Exercise aim =
A complete and exact copy of the entries below is the expected result.
=== Section Start ===
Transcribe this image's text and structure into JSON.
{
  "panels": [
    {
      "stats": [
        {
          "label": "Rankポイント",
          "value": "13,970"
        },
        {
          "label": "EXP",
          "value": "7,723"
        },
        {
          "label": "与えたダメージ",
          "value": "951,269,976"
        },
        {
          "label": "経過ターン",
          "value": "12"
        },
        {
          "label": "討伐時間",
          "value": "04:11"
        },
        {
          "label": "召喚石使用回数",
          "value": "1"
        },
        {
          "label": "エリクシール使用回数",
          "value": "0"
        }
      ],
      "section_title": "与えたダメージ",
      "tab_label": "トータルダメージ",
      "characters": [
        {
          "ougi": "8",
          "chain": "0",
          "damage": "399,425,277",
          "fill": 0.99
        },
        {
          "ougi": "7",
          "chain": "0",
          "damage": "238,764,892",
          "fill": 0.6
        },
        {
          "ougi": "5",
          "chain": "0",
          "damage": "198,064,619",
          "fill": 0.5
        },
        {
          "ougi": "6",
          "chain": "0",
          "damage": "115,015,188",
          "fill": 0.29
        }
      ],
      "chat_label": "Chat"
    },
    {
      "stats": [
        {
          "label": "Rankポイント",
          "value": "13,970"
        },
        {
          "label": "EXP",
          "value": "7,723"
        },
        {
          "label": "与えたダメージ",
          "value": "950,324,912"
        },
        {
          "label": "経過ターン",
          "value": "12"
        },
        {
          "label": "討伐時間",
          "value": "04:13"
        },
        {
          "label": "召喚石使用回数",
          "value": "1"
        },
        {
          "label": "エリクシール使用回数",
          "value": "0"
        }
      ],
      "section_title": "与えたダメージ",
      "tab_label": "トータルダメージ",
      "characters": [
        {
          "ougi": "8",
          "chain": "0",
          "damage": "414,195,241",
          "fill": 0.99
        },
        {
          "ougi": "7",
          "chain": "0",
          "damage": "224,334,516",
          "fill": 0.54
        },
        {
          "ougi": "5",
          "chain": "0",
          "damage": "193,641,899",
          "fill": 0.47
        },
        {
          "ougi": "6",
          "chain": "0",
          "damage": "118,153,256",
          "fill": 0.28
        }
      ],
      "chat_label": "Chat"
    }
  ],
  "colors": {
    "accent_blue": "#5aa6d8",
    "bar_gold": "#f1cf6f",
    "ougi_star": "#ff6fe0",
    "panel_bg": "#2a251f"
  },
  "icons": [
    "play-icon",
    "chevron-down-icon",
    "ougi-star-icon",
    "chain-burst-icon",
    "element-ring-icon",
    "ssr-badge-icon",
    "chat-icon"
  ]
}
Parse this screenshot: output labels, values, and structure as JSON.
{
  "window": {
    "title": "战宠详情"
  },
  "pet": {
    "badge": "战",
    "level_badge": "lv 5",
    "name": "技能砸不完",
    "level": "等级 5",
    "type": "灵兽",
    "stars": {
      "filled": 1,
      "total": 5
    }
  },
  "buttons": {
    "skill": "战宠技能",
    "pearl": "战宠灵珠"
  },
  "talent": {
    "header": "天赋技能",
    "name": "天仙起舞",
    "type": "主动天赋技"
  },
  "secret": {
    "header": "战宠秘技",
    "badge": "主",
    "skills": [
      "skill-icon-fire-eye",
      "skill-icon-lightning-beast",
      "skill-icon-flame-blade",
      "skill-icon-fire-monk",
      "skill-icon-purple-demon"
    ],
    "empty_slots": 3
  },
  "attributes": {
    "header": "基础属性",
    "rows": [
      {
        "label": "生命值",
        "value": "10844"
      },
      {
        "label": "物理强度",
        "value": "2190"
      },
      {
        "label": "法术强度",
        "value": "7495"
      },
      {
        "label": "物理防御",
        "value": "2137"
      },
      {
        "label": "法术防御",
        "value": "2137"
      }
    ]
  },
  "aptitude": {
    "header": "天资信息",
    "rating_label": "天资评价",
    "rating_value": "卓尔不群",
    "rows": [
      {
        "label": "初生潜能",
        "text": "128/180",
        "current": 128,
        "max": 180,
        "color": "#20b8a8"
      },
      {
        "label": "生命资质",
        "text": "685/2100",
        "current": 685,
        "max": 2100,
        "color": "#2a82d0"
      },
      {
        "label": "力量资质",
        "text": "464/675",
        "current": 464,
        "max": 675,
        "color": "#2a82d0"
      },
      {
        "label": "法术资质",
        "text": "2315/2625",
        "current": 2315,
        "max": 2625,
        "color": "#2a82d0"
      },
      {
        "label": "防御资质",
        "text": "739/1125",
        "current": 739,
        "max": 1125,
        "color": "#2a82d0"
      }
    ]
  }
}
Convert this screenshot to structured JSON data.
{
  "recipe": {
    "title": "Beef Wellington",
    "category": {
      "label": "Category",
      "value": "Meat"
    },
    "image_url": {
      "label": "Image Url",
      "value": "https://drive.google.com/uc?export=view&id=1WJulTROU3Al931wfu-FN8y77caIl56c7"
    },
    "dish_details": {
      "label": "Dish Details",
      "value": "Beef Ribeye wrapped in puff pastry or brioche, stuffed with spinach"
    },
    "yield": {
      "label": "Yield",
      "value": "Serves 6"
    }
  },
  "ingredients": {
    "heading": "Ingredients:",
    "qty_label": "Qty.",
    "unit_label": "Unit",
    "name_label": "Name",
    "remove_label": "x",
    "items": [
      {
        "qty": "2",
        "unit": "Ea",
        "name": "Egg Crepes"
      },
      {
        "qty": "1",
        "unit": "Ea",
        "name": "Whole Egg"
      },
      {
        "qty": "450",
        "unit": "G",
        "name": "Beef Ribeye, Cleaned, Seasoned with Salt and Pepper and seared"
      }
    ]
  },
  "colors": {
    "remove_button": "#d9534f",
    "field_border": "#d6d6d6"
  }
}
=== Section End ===
Task answer =
Transcribe this image's text and structure into JSON.
{
  "panels": [
    {
      "stats": [
        {
          "label": "Rankポイント",
          "value": "13,970"
        },
        {
          "label": "EXP",
          "value": "7,723"
        },
        {
          "label": "与えたダメージ",
          "value": "951,269,976"
        },
        {
          "label": "経過ターン",
          "value": "12"
        },
        {
          "label": "討伐時間",
          "value": "04:11"
        },
        {
          "label": "召喚石使用回数",
          "value": "1"
        },
        {
          "label": "エリクシール使用回数",
          "value": "0"
        }
      ],
      "section_title": "与えたダメージ",
      "tab_label": "トータルダメージ",
      "characters": [
        {
          "ougi": "8",
          "chain": "0",
          "damage": "399,425,277",
          "fill": 0.99
        },
        {
          "ougi": "7",
          "chain": "0",
          "damage": "238,764,892",
          "fill": 0.6
        },
        {
          "ougi": "5",
          "chain": "0",
          "damage": "198,064,619",
          "fill": 0.5
        },
        {
          "ougi": "6",
          "chain": "0",
          "damage": "115,015,188",
          "fill": 0.29
        }
      ],
      "chat_label": "Chat"
    },
    {
      "stats": [
        {
          "label": "Rankポイント",
          "value": "13,970"
        },
        {
          "label": "EXP",
          "value": "7,723"
        },
        {
          "label": "与えたダメージ",
          "value": "950,324,912"
        },
        {
          "label": "経過ターン",
          "value": "12"
        },
        {
          "label": "討伐時間",
          "value": "04:13"
        },
        {
          "label": "召喚石使用回数",
          "value": "1"
        },
        {
          "label": "エリクシール使用回数",
          "value": "0"
        }
      ],
      "section_title": "与えたダメージ",
      "tab_label": "トータルダメージ",
      "characters": [
        {
          "ougi": "8",
          "chain": "0",
          "damage": "414,195,241",
          "fill": 0.99
        },
        {
          "ougi": "7",
          "chain": "0",
          "damage": "224,334,516",
          "fill": 0.54
        },
        {
          "ougi": "5",
          "chain": "0",
          "damage": "193,641,899",
          "fill": 0.47
        },
        {
          "ougi": "6",
          "chain": "0",
          "damage": "118,153,256",
          "fill": 0.28
        }
      ],
      "chat_label": "Chat"
    }
  ],
  "colors": {
    "accent_blue": "#5aa6d8",
    "bar_gold": "#f1cf6f",
    "ougi_star": "#ff6fe0",
    "panel_bg": "#2a251f"
  },
  "icons": [
    "play-icon",
    "chevron-down-icon",
    "ougi-star-icon",
    "chain-burst-icon",
    "element-ring-icon",
    "ssr-badge-icon",
    "chat-icon"
  ]
}
Parse this screenshot: output labels, values, and structure as JSON.
{
  "window": {
    "title": "战宠详情"
  },
  "pet": {
    "badge": "战",
    "level_badge": "lv 5",
    "name": "技能砸不完",
    "level": "等级 5",
    "type": "灵兽",
    "stars": {
      "filled": 1,
      "total": 5
    }
  },
  "buttons": {
    "skill": "战宠技能",
    "pearl": "战宠灵珠"
  },
  "talent": {
    "header": "天赋技能",
    "name": "天仙起舞",
    "type": "主动天赋技"
  },
  "secret": {
    "header": "战宠秘技",
    "badge": "主",
    "skills": [
      "skill-icon-fire-eye",
      "skill-icon-lightning-beast",
      "skill-icon-flame-blade",
      "skill-icon-fire-monk",
      "skill-icon-purple-demon"
    ],
    "empty_slots": 3
  },
  "attributes": {
    "header": "基础属性",
    "rows": [
      {
        "label": "生命值",
        "value": "10844"
      },
      {
        "label": "物理强度",
        "value": "2190"
      },
      {
        "label": "法术强度",
        "value": "7495"
      },
      {
        "label": "物理防御",
        "value": "2137"
      },
      {
        "label": "法术防御",
        "value": "2137"
      }
    ]
  },
  "aptitude": {
    "header": "天资信息",
    "rating_label": "天资评价",
    "rating_value": "卓尔不群",
    "rows": [
      {
        "label": "初生潜能",
        "text": "128/180",
        "current": 128,
        "max": 180,
        "color": "#20b8a8"
      },
      {
        "label": "生命资质",
        "text": "685/2100",
        "current": 685,
        "max": 2100,
        "color": "#2a82d0"
      },
      {
        "label": "力量资质",
        "text": "464/675",
        "current": 464,
        "max": 675,
        "color": "#2a82d0"
      },
      {
        "label": "法术资质",
        "text": "2315/2625",
        "current": 2315,
        "max": 2625,
        "color": "#2a82d0"
      },
      {
        "label": "防御资质",
        "text": "739/1125",
        "current": 739,
        "max": 1125,
        "color": "#2a82d0"
      }
    ]
  }
}
Convert this screenshot to structured JSON data.
{
  "recipe": {
    "title": "Beef Wellington",
    "category": {
      "label": "Category",
      "value": "Meat"
    },
    "image_url": {
      "label": "Image Url",
      "value": "https://drive.google.com/uc?export=view&id=1WJulTROU3Al931wfu-FN8y77caIl56c7"
    },
    "dish_details": {
      "label": "Dish Details",
      "value": "Beef Ribeye wrapped in puff pastry or brioche, stuffed with spinach"
    },
    "yield": {
      "label": "Yield",
      "value": "Serves 6"
    }
  },
  "ingredients": {
    "heading": "Ingredients:",
    "qty_label": "Qty.",
    "unit_label": "Unit",
    "name_label": "Name",
    "remove_label": "x",
    "items": [
      {
        "qty": "2",
        "unit": "Ea",
        "name": "Egg Crepes"
      },
      {
        "qty": "1",
        "unit": "Ea",
        "name": "Whole Egg"
      },
      {
        "qty": "450",
        "unit": "G",
        "name": "Beef Ribeye, Cleaned, Seasoned with Salt and Pepper and seared"
      }
    ]
  },
  "colors": {
    "remove_button": "#d9534f",
    "field_border": "#d6d6d6"
  }
}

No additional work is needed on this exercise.